So You Want to Create Your Own Typeface? the Transformation of Old Dreadful Grotesque
Berlow, David, Folio: the Magazine for Magazine Management
So you want to create your own typeface?
In the 500 or so years since Gutenberg invented movable type, perhaps a quarter million typefaces have been developed in the Western world. That may seem like an enormous number of typefaces, but when you consider the requirements of old technology, much of which required fonts developed specifially for a size on a single machine, and you consider the large number of type styles over all those years, the estimate seems prudent. Discounting Sundays, wars and the strict principles of serious statistical science, that's an average of around two typefaces completed every work day since Gutenberg.
Fueling this marathon of type development have been the twin needs of technology and taste. But because most of the technology for which these faces were developed doesn't exist anymore, and because market tastes develop rather slowly, fewer than 2,000 faces are currently available to the desktop design market, the leading edge not only of print production technology, but also of the changing tastes of print designers.
There is a need for more typefaces on the desktop than can be supplied readily by the usual type sources, the type foundries. Fortunately, type design software, such as Fontographer and Ikarus, are available on desktop equipment so that a type or graphic designer can develop custom faces distinctive to the tone and style of a publication. Smart magazine, for example, used this availability to develop a series of typefaces and styles that uniquely define the character of this young monthly, which competes against the likes of Vanity Fair and Esquire for attention on the newsstand.
It should be noted that while some of Smart's type was created on desktop equipment, most was designed by experienced, professional type designers. Some faces, like those for Smart, require such experience. Others may be developed without such expertise. The question here is that although technology has brought the ability to create type to the mass market, is type design a task to be undertaken by the average magazine art director?
The following fiction begins in the office of an art director who uses desktop computers like the Macintosh. Similarities to real people, real companies and real products are coincidental.
You're just finishing your 10-minute Art Director's Special from China-Grits Express. Dessert is a fortune cookie: "You will need a strange typeface," your fortune reads. You smile and wonder who is running the cookie factory as you toss the fortune in the trash with the rest of your lunch leavings.
At that very instant, in your VP's office, the Biscuit Publishing brass is fine-tuning plans for Crunchy Bits, a spin-off of Dog Biscuit Monthly. From the piles of contracts, resumes and dummy layouts, the VP pulls a type specification that calls for Biscuit Grotesque.
He frowns, swivels in his chair, warbles your phone and asks if you've ever heard of it. As you fish the soy-stained fortune from the trash, you confess you haven't, but if you look at a sample of the typeface you may recognize it as being derived from something more commonly known.
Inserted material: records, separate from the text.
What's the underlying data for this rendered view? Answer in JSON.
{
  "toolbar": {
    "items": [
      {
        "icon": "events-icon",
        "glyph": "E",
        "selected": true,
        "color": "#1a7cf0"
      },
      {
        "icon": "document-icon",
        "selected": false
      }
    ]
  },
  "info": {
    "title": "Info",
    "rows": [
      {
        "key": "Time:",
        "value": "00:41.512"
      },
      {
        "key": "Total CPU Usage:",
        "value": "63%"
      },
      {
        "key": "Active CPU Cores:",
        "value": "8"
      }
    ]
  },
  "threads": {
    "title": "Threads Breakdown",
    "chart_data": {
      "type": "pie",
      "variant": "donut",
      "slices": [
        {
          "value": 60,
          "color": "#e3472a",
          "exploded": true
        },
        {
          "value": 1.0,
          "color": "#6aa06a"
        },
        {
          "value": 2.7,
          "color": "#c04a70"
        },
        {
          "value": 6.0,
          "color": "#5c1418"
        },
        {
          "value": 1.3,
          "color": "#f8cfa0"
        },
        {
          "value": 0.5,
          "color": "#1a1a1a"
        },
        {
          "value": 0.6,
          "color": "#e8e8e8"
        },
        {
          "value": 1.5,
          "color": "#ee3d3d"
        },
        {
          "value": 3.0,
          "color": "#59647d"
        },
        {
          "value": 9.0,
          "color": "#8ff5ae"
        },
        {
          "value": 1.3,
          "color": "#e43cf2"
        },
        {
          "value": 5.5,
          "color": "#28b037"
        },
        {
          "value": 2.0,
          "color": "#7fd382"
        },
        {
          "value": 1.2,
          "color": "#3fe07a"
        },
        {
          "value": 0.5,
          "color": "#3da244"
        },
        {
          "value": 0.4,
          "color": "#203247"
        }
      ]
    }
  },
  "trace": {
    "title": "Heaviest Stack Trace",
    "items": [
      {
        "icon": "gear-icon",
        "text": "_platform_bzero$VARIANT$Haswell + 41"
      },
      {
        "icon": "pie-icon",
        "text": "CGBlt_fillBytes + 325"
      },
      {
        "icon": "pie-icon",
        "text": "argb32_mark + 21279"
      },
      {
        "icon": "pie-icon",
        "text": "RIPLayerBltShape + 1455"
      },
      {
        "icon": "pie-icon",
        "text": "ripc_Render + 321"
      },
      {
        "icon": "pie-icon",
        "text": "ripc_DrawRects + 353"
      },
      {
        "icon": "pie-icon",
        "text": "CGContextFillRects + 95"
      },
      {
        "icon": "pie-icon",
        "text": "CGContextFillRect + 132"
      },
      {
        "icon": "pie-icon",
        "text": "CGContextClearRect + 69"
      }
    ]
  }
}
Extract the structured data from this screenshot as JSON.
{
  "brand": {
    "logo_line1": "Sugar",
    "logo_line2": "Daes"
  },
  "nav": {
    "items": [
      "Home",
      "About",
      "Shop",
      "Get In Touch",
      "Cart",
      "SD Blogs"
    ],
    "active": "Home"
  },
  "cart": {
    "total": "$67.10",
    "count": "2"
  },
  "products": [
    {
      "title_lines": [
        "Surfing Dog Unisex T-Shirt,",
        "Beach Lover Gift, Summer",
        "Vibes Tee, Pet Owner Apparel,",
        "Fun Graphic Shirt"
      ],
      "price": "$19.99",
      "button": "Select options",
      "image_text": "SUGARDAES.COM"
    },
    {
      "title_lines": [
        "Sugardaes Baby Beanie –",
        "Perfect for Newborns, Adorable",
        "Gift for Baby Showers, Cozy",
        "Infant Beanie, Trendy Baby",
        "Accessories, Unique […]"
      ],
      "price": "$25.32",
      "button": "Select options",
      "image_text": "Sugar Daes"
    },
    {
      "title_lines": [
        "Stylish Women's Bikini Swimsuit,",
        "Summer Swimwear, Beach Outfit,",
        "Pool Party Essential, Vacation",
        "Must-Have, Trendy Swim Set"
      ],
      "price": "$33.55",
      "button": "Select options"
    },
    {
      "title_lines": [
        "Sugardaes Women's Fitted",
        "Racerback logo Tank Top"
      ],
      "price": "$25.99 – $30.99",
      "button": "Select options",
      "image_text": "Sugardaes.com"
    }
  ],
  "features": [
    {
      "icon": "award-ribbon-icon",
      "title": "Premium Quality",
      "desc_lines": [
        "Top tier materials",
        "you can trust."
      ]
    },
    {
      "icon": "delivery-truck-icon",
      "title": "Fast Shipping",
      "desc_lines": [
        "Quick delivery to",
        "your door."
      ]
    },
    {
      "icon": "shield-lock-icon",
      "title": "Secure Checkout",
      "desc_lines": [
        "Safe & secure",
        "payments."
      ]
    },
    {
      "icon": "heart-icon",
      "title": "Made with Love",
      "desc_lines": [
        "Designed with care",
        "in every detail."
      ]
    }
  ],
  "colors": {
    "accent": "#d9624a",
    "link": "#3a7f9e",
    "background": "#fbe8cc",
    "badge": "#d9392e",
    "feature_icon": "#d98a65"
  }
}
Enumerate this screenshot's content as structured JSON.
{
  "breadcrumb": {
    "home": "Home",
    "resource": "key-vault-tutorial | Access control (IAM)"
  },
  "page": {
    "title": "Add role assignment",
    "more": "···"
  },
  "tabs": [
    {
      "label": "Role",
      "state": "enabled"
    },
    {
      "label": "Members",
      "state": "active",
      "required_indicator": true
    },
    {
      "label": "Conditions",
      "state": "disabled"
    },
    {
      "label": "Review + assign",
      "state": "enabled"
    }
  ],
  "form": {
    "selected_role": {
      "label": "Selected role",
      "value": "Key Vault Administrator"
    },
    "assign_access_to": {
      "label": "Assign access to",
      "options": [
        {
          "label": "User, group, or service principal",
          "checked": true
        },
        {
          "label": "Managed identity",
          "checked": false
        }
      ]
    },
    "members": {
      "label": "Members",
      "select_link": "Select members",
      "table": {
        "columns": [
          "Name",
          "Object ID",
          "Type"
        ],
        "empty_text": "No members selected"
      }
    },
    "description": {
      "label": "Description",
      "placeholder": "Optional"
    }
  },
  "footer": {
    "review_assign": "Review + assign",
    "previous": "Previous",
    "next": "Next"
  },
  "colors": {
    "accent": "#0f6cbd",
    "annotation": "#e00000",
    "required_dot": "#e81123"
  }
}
A couple of days later, artwork shows up that looks something like the Old Dreadful Grotesque #47 in that 1924 type specimen book from Dinotype. It turns out that back in the sixties, the last art director for the Dog Biscuit Monthly convinced Mr. Biscuit himself that a bolder, narrower version of Dinotype's Old Dreadful Grotesque #47 presented just the kind of updated look the magazine needed for its redesign.
So, Dog Biscuit Monthly, which was purchasing $225,000 worth of typesetting every year from Ed's Type Hut, asked Ed, who was purchasing $1 million worth of typesetters and peripherals from the Acme Type Corporation, to ask Acme to develop Biscuit Grotesque.
It took months and cost Acme $16,000, but it was a good business decision. …